### Required action
Copy out each line below exactly as it appears.

Task inputs section start

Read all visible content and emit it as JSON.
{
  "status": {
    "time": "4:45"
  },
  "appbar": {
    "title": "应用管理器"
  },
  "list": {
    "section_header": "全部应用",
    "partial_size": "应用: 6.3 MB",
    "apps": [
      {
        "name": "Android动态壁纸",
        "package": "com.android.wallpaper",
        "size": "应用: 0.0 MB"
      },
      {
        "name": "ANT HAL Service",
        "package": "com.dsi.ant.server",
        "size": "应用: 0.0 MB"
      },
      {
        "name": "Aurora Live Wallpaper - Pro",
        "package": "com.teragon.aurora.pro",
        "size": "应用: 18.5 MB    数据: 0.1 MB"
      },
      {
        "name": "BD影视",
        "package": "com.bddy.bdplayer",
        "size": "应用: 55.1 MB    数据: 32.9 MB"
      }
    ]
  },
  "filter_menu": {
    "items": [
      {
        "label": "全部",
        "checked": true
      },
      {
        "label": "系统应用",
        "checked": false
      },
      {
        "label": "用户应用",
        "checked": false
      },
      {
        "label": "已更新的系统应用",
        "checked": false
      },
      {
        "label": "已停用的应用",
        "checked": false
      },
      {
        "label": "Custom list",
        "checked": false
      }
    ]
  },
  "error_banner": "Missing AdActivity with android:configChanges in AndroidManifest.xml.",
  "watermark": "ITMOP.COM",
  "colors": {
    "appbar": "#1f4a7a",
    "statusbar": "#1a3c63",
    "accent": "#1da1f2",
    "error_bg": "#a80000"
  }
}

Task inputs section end

### The completed task
Read all visible content and emit it as JSON.
{
  "status": {
    "time": "4:45"
  },
  "appbar": {
    "title": "应用管理器"
  },
  "list": {
    "section_header": "全部应用",
    "partial_size": "应用: 6.3 MB",
    "apps": [
      {
        "name": "Android动态壁纸",
        "package": "com.android.wallpaper",
        "size": "应用: 0.0 MB"
      },
      {
        "name": "ANT HAL Service",
        "package": "com.dsi.ant.server",
        "size": "应用: 0.0 MB"
      },
      {
        "name": "Aurora Live Wallpaper - Pro",
        "package": "com.teragon.aurora.pro",
        "size": "应用: 18.5 MB    数据: 0.1 MB"
      },
      {
        "name": "BD影视",
        "package": "com.bddy.bdplayer",
        "size": "应用: 55.1 MB    数据: 32.9 MB"
      }
    ]
  },
  "filter_menu": {
    "items": [
      {
        "label": "全部",
        "checked": true
      },
      {
        "label": "系统应用",
        "checked": false
      },
      {
        "label": "用户应用",
        "checked": false
      },
      {
        "label": "已更新的系统应用",
        "checked": false
      },
      {
        "label": "已停用的应用",
        "checked": false
      },
      {
        "label": "Custom list",
        "checked": false
      }
    ]
  },
  "error_banner": "Missing AdActivity with android:configChanges in AndroidManifest.xml.",
  "watermark": "ITMOP.COM",
  "colors": {
    "appbar": "#1f4a7a",
    "statusbar": "#1a3c63",
    "accent": "#1da1f2",
    "error_bg": "#a80000"
  }
}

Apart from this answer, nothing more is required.